EarthLink Takes a Vling at Voice
Beta of open-standards-based softphone client is harbinger of ambitious IP telephony plans for the nationwide ISP.
Atlanta-based ISP EarthLink has been offering IP voice services to its broadband customers since 2003, but it's thinking BIG about VoIP these days.
EarthLink's opening shot in the battle of the VoIP is a free software download called Vling (download) that will provide free PC-to-PC calling plus instant messaging in a package very similar to that offered by Skype. Tom Hsieh, EarthLink's Director of Voice Products and Engineeringcreator of Vlingwas quick to point out to EnterpriseVoIPplanet, however, that while Skype uses a proprietary protocol, Vling is built around the IETF IP communications standard protocol SIP.
Like Skype, EarthLink will sell outgoing PSTN connectivity by the minute and offer incoming 'virtual numbers.' Also standard to both interfaces is a 'presence' feature that indicates availability status of callers in your phonebook. But voice mail, an extra-cost feature with Skype, is standard with Vling.
EarthLink's Director of Corporate Communications, Jerry Grasso, explained that EarthLink will give away some PSTN minutes to members to get them to try the service out at no coston the assumption that once they've experienced it they'll then purchase more minutes.
Grasso went on to point out that, as a SIP-based service, Vling can call any other SIP device, on or off the Vling network, for free, using that device's URI (uniform resource identifierthe SIP equivalent of a website URL). "Of course, if you're calling non-Vling users, the IM or the presence features won't be available," he said.
Tom Hsieh is very enthusiastic about Vling's voice quality. "I never use a headset with Vling," he told VoIPplanet. "I just talk into my laptop. The sound is very nuanced. I was having a conversation with one of my colleagues recently, and I said 'What's that sound? Are you filing your nails?' And he was!" According to Hsieh, this is courtesy of Vling's use of Global IP Sound's VoiceEngine PC codec.
Both Hsieh and Grasso emphasized that in its current state EarthLink views Vling as a "technology preview." "The technology is great," Hseih told VoIPplanet. "It has a great future." "It's definitely going to grow and evolve," said Grasso. "Our ambitions for the product are much larger."
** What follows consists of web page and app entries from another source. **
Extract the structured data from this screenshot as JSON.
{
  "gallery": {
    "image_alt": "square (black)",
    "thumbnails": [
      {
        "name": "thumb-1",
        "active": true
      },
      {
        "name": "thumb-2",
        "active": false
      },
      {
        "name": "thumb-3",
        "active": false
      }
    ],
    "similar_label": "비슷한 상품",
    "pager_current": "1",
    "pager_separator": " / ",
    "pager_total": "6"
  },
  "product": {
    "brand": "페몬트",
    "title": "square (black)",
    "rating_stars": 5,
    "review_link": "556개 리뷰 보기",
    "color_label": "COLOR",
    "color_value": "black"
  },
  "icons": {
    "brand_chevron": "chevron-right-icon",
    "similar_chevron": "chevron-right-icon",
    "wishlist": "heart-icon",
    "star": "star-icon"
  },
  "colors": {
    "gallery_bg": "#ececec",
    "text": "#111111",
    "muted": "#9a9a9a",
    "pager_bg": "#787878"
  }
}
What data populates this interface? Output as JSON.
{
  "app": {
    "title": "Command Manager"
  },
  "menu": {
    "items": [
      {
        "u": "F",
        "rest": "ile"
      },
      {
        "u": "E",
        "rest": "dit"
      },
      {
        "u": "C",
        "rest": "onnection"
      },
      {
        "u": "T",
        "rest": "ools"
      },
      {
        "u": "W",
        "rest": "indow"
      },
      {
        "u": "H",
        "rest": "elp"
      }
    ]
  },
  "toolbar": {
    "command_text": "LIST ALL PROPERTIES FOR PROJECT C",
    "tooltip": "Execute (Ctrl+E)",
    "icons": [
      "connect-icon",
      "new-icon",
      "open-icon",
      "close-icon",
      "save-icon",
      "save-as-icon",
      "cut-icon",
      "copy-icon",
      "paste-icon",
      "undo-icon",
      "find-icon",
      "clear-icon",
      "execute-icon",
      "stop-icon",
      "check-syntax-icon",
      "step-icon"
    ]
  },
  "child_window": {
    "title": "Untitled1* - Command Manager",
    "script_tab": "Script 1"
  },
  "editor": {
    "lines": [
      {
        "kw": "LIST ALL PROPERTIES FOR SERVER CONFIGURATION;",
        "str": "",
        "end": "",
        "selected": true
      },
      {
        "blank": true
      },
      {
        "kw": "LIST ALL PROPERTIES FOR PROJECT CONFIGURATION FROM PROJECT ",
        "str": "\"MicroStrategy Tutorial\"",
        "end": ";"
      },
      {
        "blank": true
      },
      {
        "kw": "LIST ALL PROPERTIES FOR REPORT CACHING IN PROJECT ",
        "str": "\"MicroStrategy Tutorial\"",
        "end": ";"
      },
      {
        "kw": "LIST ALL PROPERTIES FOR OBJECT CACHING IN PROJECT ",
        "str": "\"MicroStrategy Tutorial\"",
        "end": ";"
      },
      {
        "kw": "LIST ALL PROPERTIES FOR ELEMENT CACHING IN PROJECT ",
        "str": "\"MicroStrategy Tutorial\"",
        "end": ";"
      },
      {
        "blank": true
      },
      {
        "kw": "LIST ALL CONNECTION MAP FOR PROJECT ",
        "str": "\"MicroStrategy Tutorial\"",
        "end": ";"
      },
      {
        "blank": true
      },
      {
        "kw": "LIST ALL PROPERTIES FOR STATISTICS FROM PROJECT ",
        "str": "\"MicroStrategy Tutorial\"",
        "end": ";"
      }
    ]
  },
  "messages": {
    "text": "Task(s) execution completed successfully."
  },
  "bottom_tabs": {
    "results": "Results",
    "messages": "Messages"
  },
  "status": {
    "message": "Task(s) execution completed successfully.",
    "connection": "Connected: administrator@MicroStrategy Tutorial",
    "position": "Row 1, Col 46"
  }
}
Hsieh suggested, without being terribly specific, that video was likely to enter the picture at some point in the future, particularly with reference to the 'picture presence' feature currently implemented.
In other VoIP action, EarthLink will later this year release an updated version of EarthLink Unlimited Voicea fairly standard primary line replacement VoIP package that it's been selling for two years, primarily to its cable-connected customers. The new offering will be calling TrueVoice.
But Hsieh and Grasso were much more energized about Line Powered Voice, a package EarthLink will be marketing to its DSL-connected customers. Currently under trial in the San Francisco Bay area, Seattle, and Dallas, LPV is, as the name suggests, powered by the telco copper like a standard wireline phone, so it is not vulnerable to power outages. Furthermore, 9-1-1 service functions on LPV just as it does over the PSTN.
"Your phones work just the same," said Tom Hsieh. "You plug them into the same jacks and you don't need adaptors. It all happens at the CO," he concluded. LPV is slated for release in the fourth quarter of this year.
So, why all this telephony activity at EarthLink? Why now? The company sees a rapidly transforming communications landscape out there. The grip of the telco monopolies is going to loosen, and others will be able to grab a piece of that marketif they're properly positioned.
Jerry Grasso suggested that with its customer base of 1.5 million broadband connected households, and a nationwide broadband footprint, that EarthLink is poised to be able to cash in on the country's move to VoIP. And it won't be just phone calls. "In the future, we won't be looking at SBC, Verizon, or EarthLink, etc. as phone providers. We'll look at them as total communications companies. That's where we're headed," he concluded.